About the Speaker: Anindya Sinha’s early research concerned the molecular biochemistry of yeast, social biology of wasps, population genetics of elephants and the classical genetics of human disease. His principal interests, over the last three decades, have, however, been in the behavioural ecology, cognitive ethology, population and behavioural genetics, evolutionary studies and ethnobiology of primates, both human and nonhuman, and of other species. He is also deeply interested in natural philosophies, performance studies and in the tangible and intangible cultural heritage of India, especially concerning human-nonhuman relations and the lived experiences of other-than-humans. His current obsession is to specifically understand what living in urbanising habitats might mean to nonhuman individuals and populations, and reflect on the opportunities that ethnographic, rather than ethological, explorations offer for our understanding of more-than-human lifeworlds, today and in the future.
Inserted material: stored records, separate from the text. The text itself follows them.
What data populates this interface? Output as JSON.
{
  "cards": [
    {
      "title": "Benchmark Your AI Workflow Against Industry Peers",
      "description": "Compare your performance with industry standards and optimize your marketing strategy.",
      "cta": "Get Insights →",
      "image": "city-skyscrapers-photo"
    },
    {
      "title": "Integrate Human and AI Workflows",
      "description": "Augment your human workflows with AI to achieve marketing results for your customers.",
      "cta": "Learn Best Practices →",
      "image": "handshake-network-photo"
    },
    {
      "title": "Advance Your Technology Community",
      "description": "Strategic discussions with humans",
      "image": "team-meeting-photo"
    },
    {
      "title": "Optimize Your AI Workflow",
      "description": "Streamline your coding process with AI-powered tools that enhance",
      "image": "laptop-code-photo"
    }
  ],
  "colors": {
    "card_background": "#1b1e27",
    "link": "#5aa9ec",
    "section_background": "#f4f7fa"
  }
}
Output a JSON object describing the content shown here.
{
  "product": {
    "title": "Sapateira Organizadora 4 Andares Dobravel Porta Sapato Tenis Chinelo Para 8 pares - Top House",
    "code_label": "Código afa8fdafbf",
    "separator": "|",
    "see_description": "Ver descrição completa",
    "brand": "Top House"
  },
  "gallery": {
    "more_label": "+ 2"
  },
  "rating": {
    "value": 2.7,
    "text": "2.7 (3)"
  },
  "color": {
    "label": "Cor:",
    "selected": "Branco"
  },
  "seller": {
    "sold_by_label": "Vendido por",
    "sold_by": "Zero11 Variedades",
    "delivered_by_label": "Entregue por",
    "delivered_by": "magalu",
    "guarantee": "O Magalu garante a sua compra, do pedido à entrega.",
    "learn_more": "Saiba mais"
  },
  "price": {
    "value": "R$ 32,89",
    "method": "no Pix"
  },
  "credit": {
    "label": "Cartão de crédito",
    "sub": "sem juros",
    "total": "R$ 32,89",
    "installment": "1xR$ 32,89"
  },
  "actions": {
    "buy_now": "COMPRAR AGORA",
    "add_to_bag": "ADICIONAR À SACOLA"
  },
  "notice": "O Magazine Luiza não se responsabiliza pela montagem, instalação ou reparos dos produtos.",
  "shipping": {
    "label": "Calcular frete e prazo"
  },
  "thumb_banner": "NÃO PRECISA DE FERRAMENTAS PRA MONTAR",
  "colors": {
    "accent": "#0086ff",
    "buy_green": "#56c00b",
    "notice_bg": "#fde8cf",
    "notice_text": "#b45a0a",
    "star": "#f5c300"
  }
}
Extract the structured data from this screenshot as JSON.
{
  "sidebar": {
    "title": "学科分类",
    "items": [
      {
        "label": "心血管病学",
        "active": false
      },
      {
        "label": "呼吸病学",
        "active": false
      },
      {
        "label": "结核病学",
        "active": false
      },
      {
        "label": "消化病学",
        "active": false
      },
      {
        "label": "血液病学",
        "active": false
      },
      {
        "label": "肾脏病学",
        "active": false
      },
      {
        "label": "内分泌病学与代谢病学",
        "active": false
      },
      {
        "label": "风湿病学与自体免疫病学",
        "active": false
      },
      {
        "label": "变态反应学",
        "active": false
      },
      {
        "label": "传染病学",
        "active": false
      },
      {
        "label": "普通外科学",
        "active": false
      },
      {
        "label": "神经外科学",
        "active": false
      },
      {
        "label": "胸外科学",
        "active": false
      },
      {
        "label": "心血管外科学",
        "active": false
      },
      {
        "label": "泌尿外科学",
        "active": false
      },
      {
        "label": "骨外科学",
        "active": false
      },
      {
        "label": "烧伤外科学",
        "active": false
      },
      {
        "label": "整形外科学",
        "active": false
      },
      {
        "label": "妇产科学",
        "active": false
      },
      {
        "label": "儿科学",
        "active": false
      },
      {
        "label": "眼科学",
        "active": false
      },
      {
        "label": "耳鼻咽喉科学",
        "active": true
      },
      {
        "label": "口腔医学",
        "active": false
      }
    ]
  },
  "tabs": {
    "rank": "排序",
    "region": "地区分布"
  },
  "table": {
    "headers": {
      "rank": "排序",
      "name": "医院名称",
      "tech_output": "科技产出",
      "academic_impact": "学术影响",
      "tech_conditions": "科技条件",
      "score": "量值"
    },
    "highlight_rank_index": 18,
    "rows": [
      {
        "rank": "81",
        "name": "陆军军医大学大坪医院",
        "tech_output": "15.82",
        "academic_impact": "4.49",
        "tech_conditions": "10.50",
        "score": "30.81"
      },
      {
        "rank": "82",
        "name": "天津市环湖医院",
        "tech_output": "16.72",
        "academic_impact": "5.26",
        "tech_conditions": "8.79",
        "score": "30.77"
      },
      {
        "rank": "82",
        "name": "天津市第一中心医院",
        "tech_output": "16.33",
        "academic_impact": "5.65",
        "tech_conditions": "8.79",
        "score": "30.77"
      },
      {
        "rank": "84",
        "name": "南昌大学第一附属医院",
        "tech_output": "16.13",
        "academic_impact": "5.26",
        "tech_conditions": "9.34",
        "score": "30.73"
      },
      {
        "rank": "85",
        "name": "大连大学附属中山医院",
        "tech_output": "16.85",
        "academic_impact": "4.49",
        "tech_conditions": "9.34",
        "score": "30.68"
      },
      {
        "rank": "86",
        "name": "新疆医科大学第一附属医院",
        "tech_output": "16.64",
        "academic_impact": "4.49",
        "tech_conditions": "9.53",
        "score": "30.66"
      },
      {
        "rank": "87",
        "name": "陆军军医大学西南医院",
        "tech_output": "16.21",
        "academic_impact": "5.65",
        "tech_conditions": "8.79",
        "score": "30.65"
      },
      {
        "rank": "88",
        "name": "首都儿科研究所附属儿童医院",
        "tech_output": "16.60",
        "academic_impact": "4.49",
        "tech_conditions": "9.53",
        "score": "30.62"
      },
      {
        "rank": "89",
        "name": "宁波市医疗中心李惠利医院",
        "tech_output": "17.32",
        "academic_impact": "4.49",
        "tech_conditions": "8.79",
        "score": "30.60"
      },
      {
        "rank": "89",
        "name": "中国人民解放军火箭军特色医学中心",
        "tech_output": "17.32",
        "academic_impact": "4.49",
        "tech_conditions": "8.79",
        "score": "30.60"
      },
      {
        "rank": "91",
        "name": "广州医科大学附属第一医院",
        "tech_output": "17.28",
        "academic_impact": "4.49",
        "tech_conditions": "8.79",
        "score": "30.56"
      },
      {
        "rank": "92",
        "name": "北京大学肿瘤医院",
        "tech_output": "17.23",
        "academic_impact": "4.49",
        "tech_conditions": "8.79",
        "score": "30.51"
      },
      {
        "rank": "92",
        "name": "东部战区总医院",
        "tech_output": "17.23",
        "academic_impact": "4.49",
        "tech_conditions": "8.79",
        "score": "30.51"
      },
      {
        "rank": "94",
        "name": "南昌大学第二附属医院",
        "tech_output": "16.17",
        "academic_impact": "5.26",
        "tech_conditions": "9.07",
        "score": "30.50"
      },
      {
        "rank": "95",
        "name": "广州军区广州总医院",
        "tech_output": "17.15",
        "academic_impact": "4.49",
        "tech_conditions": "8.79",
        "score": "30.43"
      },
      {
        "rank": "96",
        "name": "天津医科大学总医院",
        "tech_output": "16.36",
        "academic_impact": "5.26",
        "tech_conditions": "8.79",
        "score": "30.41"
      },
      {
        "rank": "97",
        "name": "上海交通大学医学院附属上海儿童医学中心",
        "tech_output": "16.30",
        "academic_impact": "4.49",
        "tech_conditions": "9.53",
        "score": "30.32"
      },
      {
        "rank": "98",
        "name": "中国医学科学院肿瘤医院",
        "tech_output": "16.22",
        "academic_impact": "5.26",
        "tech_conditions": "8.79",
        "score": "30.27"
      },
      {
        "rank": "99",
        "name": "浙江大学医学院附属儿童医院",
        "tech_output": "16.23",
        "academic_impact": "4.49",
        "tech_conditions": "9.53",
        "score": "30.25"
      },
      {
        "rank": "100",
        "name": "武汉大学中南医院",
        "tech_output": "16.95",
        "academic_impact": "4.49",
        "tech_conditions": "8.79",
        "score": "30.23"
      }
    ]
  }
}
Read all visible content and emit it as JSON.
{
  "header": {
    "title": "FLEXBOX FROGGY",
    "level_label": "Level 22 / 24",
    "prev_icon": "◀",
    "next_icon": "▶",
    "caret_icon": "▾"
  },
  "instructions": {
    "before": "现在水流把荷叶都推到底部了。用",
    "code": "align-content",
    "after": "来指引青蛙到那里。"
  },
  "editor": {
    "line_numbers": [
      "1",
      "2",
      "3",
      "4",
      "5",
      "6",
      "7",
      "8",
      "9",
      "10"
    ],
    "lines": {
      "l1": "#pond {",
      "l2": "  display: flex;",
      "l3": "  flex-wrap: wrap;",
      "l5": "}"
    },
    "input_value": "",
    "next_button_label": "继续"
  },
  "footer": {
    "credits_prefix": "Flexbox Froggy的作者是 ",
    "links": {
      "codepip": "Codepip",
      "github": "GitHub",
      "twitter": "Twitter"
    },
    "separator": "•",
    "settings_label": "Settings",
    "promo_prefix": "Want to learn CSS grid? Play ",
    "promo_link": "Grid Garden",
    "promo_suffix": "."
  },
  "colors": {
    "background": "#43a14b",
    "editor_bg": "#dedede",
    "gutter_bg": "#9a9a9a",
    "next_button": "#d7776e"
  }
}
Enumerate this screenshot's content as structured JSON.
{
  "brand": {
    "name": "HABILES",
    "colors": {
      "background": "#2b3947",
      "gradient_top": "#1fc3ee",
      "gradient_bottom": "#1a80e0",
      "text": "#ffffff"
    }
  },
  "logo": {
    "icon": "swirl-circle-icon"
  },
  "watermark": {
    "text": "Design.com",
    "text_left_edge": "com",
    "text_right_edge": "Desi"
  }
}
Abstract: Are nonhuman beings conscious? How does one define what it is to be conscious? Does the absence of an elaborate language, which is often considered evidence of conscious thought, as also a window through which we conventionally understand consciousness, indicate that other-than-humans have never evolved into conscious beings? Bonnet monkeys, with whom I have spent more than two decades of my life, appear to be knowledgeable about one another's behaviour to different extents. But do they know as much about each other's beliefs and intentions? Are they adept at recognising the similarities and differences between their own and others' states of mind? Attribution of mental states to other individuals could manifest itself in diverse situations as, for example when individual animals closely observe the actions of others, when they interact competitively or when they deceive one another in the social sphere. This talk will examine some of the theoretical and philosophical issues underlying our understanding of nonhuman cognition, with a particular focus on social knowledge and tactical deception, processes integral to the cognitive biology of wild bonnet macaques, a primate species found commonly in peninsular India.